The author recently discovered this poem, which was never published, about the 1991 Gulf War, written shortly after the war, in Efrat, Israel.
She burrows deep into the down
Like a small forest creature
Creating a warm and secure womb for herself
Far from the sound of calming but urgent voices
Far from the soft corner lamp
Creating a world where she will feel
With braces and (carefully) tousled curls, somewhat shy and green-eyed
Who helped me carry all the masks, the infant tent
(smelling of rubber and storage)
Barely an adolescent
Called upon to be my sister-mother
With father far away

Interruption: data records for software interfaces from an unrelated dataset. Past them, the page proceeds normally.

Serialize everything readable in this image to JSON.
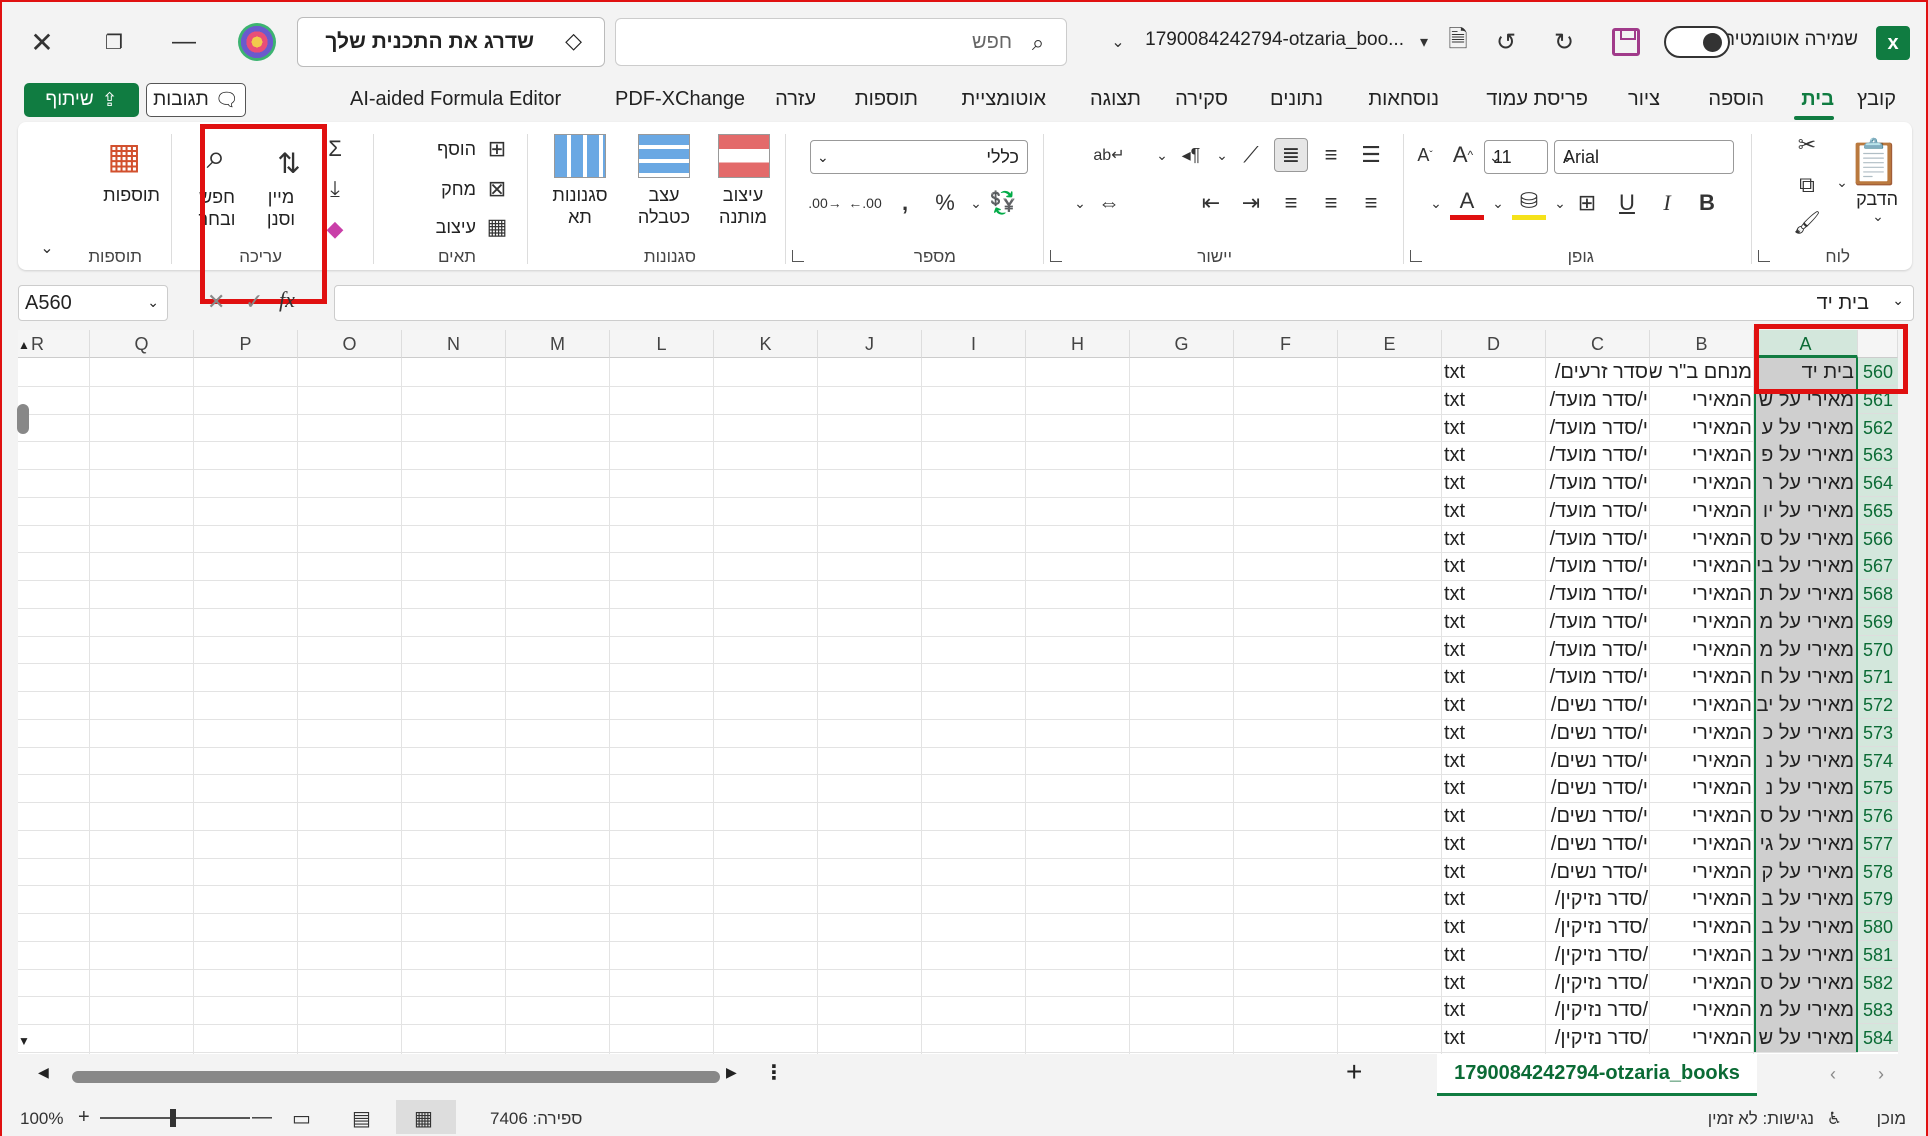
{
  "titlebar": {
    "filename": "1790084242794-otzaria_boo...",
    "autosave_label": "שמירה אוטומטית",
    "search_placeholder": "חפש",
    "upgrade_label": "שדרג את התכנית שלך"
  },
  "menu": {
    "tabs": [
      "קובץ",
      "בית",
      "הוספה",
      "ציור",
      "פריסת עמוד",
      "נוסחאות",
      "נתונים",
      "סקירה",
      "תצוגה",
      "אוטומציית",
      "תוספות",
      "עזרה",
      "PDF-XChange",
      "AI-aided Formula Editor"
    ],
    "active_tab": "בית",
    "comments_label": "תגובות",
    "share_label": "שיתוף"
  },
  "ribbon": {
    "clipboard": {
      "label": "לוח",
      "paste": "הדבק"
    },
    "font": {
      "label": "גופן",
      "font_name": "Arial",
      "font_size": "11"
    },
    "alignment": {
      "label": "יישור"
    },
    "number": {
      "label": "מספר",
      "format": "כללי"
    },
    "styles": {
      "label": "סגנונות",
      "conditional": [
        "עיצוב",
        "מותנה"
      ],
      "format_table": [
        "עצב",
        "כטבלה"
      ],
      "cell_styles": [
        "סגנונות",
        "תא"
      ]
    },
    "cells": {
      "label": "תאים",
      "insert": "הוסף",
      "delete": "מחק",
      "format": "עיצוב"
    },
    "editing": {
      "label": "עריכה",
      "sort_filter": [
        "מיין",
        "וסנן"
      ],
      "find_select": [
        "חפש",
        "ובחר"
      ]
    },
    "addins": {
      "label": "תוספות",
      "addins_btn": "תוספות"
    }
  },
  "formula_bar": {
    "name_box": "A560",
    "fx": "fx",
    "content": "בית יד"
  },
  "grid": {
    "columns": [
      "A",
      "B",
      "C",
      "D",
      "E",
      "F",
      "G",
      "H",
      "I",
      "J",
      "K",
      "L",
      "M",
      "N",
      "O",
      "P",
      "Q",
      "R"
    ],
    "rows": [
      {
        "n": "560",
        "a": "בית יד",
        "b": "מנחם ב\"ר ש",
        "c": "סדר זרעים/",
        "d": "txt"
      },
      {
        "n": "561",
        "a": "מאירי על ש",
        "b": "המאירי",
        "c": "י/סדר מועד/",
        "d": "txt"
      },
      {
        "n": "562",
        "a": "מאירי על ע",
        "b": "המאירי",
        "c": "י/סדר מועד/",
        "d": "txt"
      },
      {
        "n": "563",
        "a": "מאירי על פ",
        "b": "המאירי",
        "c": "י/סדר מועד/",
        "d": "txt"
      },
      {
        "n": "564",
        "a": "מאירי על ר",
        "b": "המאירי",
        "c": "י/סדר מועד/",
        "d": "txt"
      },
      {
        "n": "565",
        "a": "מאירי על יו",
        "b": "המאירי",
        "c": "י/סדר מועד/",
        "d": "txt"
      },
      {
        "n": "566",
        "a": "מאירי על ס",
        "b": "המאירי",
        "c": "י/סדר מועד/",
        "d": "txt"
      },
      {
        "n": "567",
        "a": "מאירי על בי",
        "b": "המאירי",
        "c": "י/סדר מועד/",
        "d": "txt"
      },
      {
        "n": "568",
        "a": "מאירי על ת",
        "b": "המאירי",
        "c": "י/סדר מועד/",
        "d": "txt"
      },
      {
        "n": "569",
        "a": "מאירי על מ",
        "b": "המאירי",
        "c": "י/סדר מועד/",
        "d": "txt"
      },
      {
        "n": "570",
        "a": "מאירי על מ",
        "b": "המאירי",
        "c": "י/סדר מועד/",
        "d": "txt"
      },
      {
        "n": "571",
        "a": "מאירי על ח",
        "b": "המאירי",
        "c": "י/סדר מועד/",
        "d": "txt"
      },
      {
        "n": "572",
        "a": "מאירי על יב",
        "b": "המאירי",
        "c": "י/סדר נשים/",
        "d": "txt"
      },
      {
        "n": "573",
        "a": "מאירי על כ",
        "b": "המאירי",
        "c": "י/סדר נשים/",
        "d": "txt"
      },
      {
        "n": "574",
        "a": "מאירי על נ",
        "b": "המאירי",
        "c": "י/סדר נשים/",
        "d": "txt"
      },
      {
        "n": "575",
        "a": "מאירי על נ",
        "b": "המאירי",
        "c": "י/סדר נשים/",
        "d": "txt"
      },
      {
        "n": "576",
        "a": "מאירי על ס",
        "b": "המאירי",
        "c": "י/סדר נשים/",
        "d": "txt"
      },
      {
        "n": "577",
        "a": "מאירי על גי",
        "b": "המאירי",
        "c": "י/סדר נשים/",
        "d": "txt"
      },
      {
        "n": "578",
        "a": "מאירי על ק",
        "b": "המאירי",
        "c": "י/סדר נשים/",
        "d": "txt"
      },
      {
        "n": "579",
        "a": "מאירי על ב",
        "b": "המאירי",
        "c": "/סדר נזיקין/",
        "d": "txt"
      },
      {
        "n": "580",
        "a": "מאירי על ב",
        "b": "המאירי",
        "c": "/סדר נזיקין/",
        "d": "txt"
      },
      {
        "n": "581",
        "a": "מאירי על ב",
        "b": "המאירי",
        "c": "/סדר נזיקין/",
        "d": "txt"
      },
      {
        "n": "582",
        "a": "מאירי על ס",
        "b": "המאירי",
        "c": "/סדר נזיקין/",
        "d": "txt"
      },
      {
        "n": "583",
        "a": "מאירי על מ",
        "b": "המאירי",
        "c": "/סדר נזיקין/",
        "d": "txt"
      },
      {
        "n": "584",
        "a": "מאירי על ש",
        "b": "המאירי",
        "c": "/סדר נזיקין/",
        "d": "txt"
      }
    ]
  },
  "sheets": {
    "active": "1790084242794-otzaria_books",
    "add": "+"
  },
  "status": {
    "ready": "מוכן",
    "accessibility": "נגישות: לא זמין",
    "count": "ספירה: 7406",
    "zoom": "100%"
  },
  "colors": {
    "accent": "#107c41",
    "highlight": "#e01010"
  }
}
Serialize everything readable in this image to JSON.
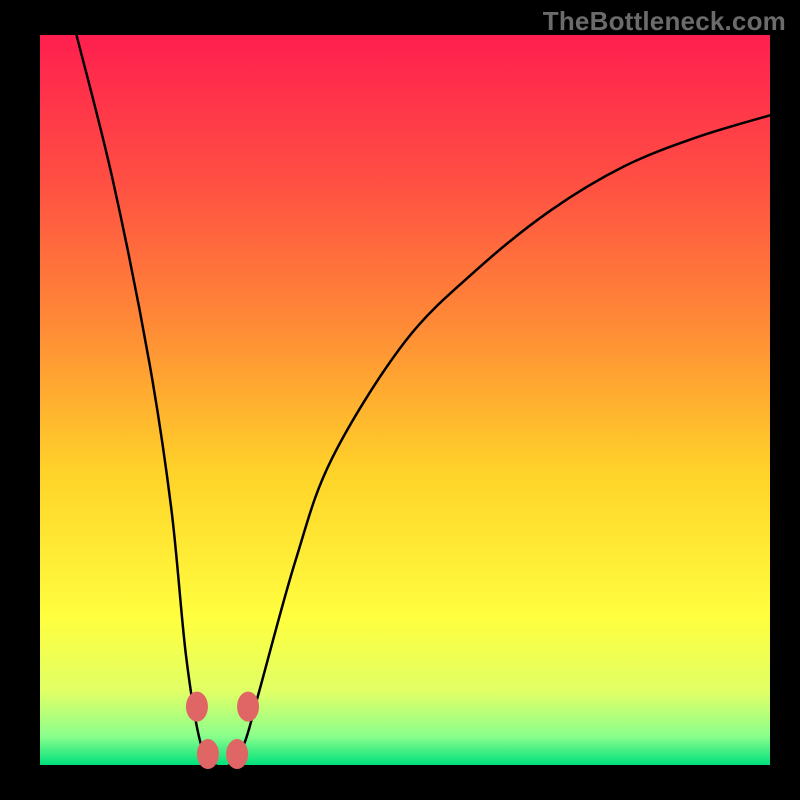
{
  "watermark": "TheBottleneck.com",
  "chart_data": {
    "type": "line",
    "title": "",
    "xlabel": "",
    "ylabel": "",
    "xlim": [
      0,
      100
    ],
    "ylim": [
      0,
      100
    ],
    "grid": false,
    "legend": false,
    "series": [
      {
        "name": "bottleneck-curve",
        "x": [
          5,
          10,
          15,
          18,
          20,
          22,
          24,
          26,
          28,
          30,
          35,
          40,
          50,
          60,
          70,
          80,
          90,
          100
        ],
        "values": [
          100,
          80,
          55,
          35,
          15,
          3,
          0,
          0,
          3,
          10,
          28,
          42,
          58,
          68,
          76,
          82,
          86,
          89
        ]
      }
    ],
    "markers": [
      {
        "x": 21.5,
        "y": 8
      },
      {
        "x": 28.5,
        "y": 8
      },
      {
        "x": 23.0,
        "y": 1.5
      },
      {
        "x": 27.0,
        "y": 1.5
      }
    ],
    "background_gradient": {
      "top": "#ff1f4f",
      "upper_mid": "#ff8b36",
      "mid": "#ffd329",
      "lower_mid": "#ffff3f",
      "bottom": "#00e07c"
    },
    "curve_color": "#000000",
    "marker_color": "#e06666"
  }
}
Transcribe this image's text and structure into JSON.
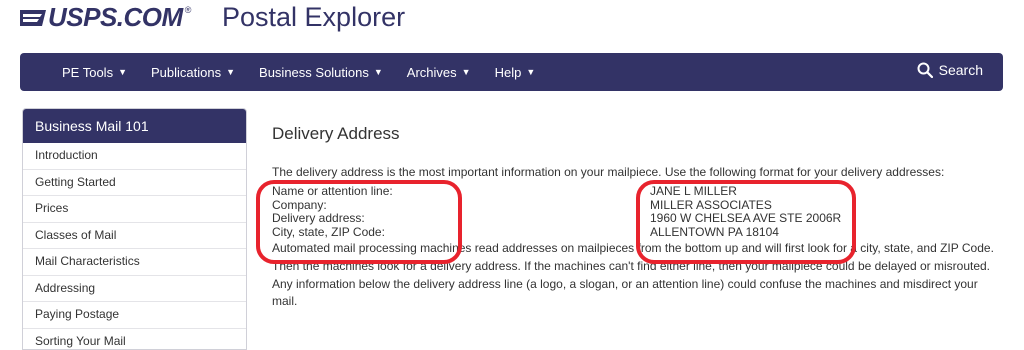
{
  "header": {
    "logo_text": "USPS.COM",
    "logo_reg": "®",
    "site_title": "Postal Explorer"
  },
  "nav": {
    "items": [
      {
        "label": "PE Tools"
      },
      {
        "label": "Publications"
      },
      {
        "label": "Business Solutions"
      },
      {
        "label": "Archives"
      },
      {
        "label": "Help"
      }
    ],
    "search_label": "Search"
  },
  "sidebar": {
    "title": "Business Mail 101",
    "items": [
      {
        "label": "Introduction"
      },
      {
        "label": "Getting Started"
      },
      {
        "label": "Prices"
      },
      {
        "label": "Classes of Mail"
      },
      {
        "label": "Mail Characteristics"
      },
      {
        "label": "Addressing"
      },
      {
        "label": "Paying Postage"
      },
      {
        "label": "Sorting Your Mail"
      }
    ]
  },
  "main": {
    "heading": "Delivery Address",
    "intro": "The delivery address is the most important information on your mailpiece. Use the following format for your delivery addresses:",
    "address_rows": [
      {
        "label": "Name or attention line:",
        "value": "JANE L MILLER"
      },
      {
        "label": "Company:",
        "value": "MILLER ASSOCIATES"
      },
      {
        "label": "Delivery address:",
        "value": "1960 W CHELSEA AVE STE 2006R"
      },
      {
        "label": "City, state, ZIP Code:",
        "value": "ALLENTOWN PA 18104"
      }
    ],
    "paragraph": "Automated mail processing machines read addresses on mailpieces from the bottom up and will first look for a city, state, and ZIP Code. Then the machines look for a delivery address. If the machines can't find either line, then your mailpiece could be delayed or misrouted. Any information below the delivery address line (a logo, a slogan, or an attention line) could confuse the machines and misdirect your mail."
  },
  "colors": {
    "brand_navy": "#333366",
    "highlight_red": "#e8232d"
  }
}
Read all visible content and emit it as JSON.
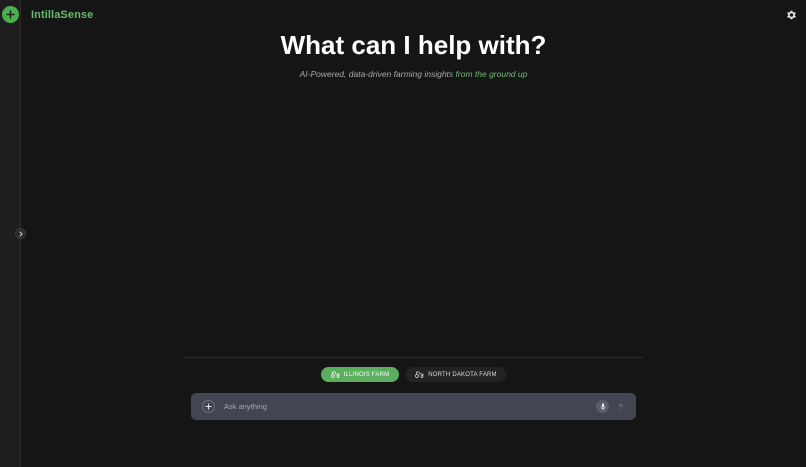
{
  "app": {
    "brand": "IntillaSense"
  },
  "hero": {
    "title": "What can I help with?",
    "subtitle_main": "AI-Powered, data-driven farming insights ",
    "subtitle_accent": "from the ground up"
  },
  "farms": [
    {
      "label": "ILLINOIS FARM",
      "selected": true,
      "icon": "tractor-icon"
    },
    {
      "label": "NORTH DAKOTA FARM",
      "selected": false,
      "icon": "tractor-icon"
    }
  ],
  "composer": {
    "placeholder": "Ask anything",
    "value": ""
  },
  "icons": {
    "new_chat": "plus-icon",
    "sidebar_toggle": "chevron-right-icon",
    "settings": "gear-icon",
    "attach": "plus-icon",
    "voice": "microphone-icon",
    "send": "arrow-up-icon"
  },
  "colors": {
    "background": "#151516",
    "brand_green": "#66bb6a",
    "chip_selected": "#5cae5f",
    "chip_default": "#232325",
    "composer_bg": "#434551"
  }
}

In uniform, on guard
We hear the first siren
And my fingers tremble
As they unwind and navigate the inanimate strips
As they wet and roll the towel
For the bottom of the door
As they place the ugly death-shields
Over the cheeks I have kissed so often
And tears have run down
The strips tangle in the hair I have stroked
The air falters and hesitates, taken into the nostrils
That God Himself breathed life into.
My little one moves in his sleeper
And reaches out to seek my warmth
I pray for silence
And for slumber
Is he dreaming of softer (“gentler”) times?
Is he dreaming of piercing, rising and falling
My step falters
At the threshold of the synagogue
I have brought my little one to welcome
The Sabbath Queen
But we flee at the siren’s scream
And find ourselves again at the threshold of
The all clear sounds, we emerge
And beg the angels
Toby Klein Greenwald is an award-winning journalist and theater director.